> ACTIVITY:
From the material below, return every line that includes "arrow".
════
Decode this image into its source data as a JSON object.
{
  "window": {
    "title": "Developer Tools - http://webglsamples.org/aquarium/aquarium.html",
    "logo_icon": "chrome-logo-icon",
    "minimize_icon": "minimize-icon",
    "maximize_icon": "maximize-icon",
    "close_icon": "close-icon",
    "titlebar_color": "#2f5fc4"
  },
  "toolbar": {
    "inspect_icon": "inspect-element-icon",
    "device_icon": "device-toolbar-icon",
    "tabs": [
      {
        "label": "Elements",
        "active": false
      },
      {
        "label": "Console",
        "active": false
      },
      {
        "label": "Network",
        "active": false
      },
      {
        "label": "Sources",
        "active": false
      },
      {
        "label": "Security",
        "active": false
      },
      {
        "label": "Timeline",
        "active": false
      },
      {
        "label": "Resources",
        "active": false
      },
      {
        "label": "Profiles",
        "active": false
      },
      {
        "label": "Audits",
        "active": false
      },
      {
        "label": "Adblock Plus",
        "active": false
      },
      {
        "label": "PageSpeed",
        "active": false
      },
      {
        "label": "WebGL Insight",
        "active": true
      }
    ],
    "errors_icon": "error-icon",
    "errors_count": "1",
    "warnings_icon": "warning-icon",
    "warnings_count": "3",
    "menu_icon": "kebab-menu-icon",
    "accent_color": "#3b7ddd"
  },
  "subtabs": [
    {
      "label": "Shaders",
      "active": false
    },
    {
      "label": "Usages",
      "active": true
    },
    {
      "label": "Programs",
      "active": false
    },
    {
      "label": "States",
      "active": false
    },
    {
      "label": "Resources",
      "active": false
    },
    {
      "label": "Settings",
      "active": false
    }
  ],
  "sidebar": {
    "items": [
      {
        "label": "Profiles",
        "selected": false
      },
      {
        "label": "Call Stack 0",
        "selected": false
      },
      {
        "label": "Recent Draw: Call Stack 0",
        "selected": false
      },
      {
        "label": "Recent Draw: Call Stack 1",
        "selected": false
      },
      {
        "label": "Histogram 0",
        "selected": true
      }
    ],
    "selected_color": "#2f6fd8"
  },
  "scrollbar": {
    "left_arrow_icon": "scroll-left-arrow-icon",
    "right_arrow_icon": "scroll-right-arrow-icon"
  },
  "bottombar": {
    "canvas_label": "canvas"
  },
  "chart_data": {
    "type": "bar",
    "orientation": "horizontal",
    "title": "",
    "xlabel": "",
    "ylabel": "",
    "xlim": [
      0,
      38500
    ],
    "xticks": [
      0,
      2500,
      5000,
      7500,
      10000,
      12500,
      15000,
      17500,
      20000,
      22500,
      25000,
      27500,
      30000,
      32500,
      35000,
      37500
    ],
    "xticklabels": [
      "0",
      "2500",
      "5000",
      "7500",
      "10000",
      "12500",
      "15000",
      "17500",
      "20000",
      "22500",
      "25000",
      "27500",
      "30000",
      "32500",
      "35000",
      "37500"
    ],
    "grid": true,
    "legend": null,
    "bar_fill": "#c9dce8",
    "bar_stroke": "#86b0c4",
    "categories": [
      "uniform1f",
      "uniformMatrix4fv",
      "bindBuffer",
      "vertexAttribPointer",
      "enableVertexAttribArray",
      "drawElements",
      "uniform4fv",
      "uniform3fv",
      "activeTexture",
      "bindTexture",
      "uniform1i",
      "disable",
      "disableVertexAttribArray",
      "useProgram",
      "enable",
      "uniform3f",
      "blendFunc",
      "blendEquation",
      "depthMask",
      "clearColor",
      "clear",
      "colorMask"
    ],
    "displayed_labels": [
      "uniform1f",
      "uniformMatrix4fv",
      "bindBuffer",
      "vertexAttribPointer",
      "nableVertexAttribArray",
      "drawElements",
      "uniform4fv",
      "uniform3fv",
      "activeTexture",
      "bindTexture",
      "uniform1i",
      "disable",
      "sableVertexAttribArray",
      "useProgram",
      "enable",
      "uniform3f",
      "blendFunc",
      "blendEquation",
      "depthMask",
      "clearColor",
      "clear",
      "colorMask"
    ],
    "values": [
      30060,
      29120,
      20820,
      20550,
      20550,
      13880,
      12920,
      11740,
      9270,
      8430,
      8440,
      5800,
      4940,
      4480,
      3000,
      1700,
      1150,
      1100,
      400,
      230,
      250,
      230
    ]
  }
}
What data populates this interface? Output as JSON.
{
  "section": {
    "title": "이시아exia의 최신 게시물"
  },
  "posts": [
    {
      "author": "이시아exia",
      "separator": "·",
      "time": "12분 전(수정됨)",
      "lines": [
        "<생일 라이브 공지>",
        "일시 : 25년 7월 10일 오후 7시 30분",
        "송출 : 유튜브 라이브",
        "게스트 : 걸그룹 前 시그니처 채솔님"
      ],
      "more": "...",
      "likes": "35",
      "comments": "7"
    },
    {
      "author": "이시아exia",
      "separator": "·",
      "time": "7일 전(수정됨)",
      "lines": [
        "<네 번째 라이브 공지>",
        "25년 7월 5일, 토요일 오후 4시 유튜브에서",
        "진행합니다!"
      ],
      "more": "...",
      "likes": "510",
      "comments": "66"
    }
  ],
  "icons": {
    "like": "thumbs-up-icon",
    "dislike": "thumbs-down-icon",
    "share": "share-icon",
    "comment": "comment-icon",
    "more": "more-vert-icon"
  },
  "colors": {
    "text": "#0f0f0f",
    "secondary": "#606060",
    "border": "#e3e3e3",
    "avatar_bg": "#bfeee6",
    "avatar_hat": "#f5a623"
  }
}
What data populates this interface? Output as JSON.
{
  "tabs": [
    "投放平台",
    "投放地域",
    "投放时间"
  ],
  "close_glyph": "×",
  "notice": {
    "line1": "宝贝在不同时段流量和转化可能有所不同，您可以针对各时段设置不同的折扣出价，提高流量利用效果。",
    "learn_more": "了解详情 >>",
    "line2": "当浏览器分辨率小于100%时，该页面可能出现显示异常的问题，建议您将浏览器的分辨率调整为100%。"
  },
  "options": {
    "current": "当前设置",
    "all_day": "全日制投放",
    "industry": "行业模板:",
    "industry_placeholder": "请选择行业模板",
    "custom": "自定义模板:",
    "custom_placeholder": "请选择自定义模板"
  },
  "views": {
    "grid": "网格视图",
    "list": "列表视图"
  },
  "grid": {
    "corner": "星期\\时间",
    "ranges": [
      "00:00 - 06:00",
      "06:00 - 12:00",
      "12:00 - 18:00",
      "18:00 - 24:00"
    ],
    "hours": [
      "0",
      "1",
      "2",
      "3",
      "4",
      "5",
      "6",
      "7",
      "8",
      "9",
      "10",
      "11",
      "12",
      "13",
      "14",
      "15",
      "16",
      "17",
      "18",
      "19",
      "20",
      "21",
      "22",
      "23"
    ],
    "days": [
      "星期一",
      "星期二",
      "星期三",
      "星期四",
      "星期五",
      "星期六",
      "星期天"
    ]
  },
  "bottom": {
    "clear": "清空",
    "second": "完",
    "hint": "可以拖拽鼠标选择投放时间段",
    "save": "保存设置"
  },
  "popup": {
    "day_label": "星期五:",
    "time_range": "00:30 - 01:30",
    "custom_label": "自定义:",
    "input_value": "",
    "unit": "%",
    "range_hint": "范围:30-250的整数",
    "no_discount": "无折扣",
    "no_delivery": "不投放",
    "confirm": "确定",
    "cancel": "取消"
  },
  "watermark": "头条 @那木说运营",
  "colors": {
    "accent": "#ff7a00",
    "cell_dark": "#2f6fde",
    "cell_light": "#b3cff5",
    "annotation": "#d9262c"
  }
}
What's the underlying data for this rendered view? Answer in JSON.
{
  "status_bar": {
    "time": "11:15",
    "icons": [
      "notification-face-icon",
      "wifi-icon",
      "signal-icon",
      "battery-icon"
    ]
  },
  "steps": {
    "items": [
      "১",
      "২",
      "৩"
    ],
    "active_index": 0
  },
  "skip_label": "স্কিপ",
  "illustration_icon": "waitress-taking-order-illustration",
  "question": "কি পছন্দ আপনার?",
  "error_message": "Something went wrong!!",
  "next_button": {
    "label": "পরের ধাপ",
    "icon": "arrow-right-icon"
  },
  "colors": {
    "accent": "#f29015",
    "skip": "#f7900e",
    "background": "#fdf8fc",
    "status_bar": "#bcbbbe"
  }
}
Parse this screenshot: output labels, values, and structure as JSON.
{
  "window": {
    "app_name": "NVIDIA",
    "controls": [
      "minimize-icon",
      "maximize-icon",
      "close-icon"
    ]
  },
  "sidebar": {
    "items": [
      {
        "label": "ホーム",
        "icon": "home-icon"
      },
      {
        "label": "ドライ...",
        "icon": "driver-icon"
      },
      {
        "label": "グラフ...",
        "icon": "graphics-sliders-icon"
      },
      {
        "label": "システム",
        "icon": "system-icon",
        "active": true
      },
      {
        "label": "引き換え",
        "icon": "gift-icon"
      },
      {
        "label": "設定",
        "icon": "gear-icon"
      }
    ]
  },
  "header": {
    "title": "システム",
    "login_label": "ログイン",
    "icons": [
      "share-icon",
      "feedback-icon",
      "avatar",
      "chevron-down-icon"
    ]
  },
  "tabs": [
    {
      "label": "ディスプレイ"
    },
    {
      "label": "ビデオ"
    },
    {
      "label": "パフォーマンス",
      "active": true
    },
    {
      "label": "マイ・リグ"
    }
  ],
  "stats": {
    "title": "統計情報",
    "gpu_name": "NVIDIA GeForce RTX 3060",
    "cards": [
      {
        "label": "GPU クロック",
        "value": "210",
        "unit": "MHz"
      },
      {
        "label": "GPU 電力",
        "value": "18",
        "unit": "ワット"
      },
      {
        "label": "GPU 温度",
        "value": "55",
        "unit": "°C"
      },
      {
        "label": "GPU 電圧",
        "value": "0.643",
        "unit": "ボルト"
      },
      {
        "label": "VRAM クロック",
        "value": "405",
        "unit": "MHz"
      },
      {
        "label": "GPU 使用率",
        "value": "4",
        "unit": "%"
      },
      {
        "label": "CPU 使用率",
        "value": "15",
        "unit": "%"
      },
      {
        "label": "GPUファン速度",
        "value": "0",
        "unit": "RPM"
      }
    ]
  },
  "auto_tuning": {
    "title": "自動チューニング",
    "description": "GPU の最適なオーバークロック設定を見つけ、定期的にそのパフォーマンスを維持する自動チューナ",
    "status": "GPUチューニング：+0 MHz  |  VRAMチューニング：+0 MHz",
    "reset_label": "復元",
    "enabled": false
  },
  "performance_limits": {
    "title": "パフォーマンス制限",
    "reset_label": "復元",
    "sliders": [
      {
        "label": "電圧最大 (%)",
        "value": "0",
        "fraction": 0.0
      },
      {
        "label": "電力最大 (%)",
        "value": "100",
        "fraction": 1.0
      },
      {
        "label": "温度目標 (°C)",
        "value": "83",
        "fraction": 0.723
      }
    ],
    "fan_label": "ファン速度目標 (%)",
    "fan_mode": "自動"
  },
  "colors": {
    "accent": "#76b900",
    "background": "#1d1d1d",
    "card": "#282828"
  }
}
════
> ANSWER BELOW:
    "left_arrow_icon": "scroll-left-arrow-icon",
    "right_arrow_icon": "scroll-right-arrow-icon"
    "icon": "arrow-right-icon"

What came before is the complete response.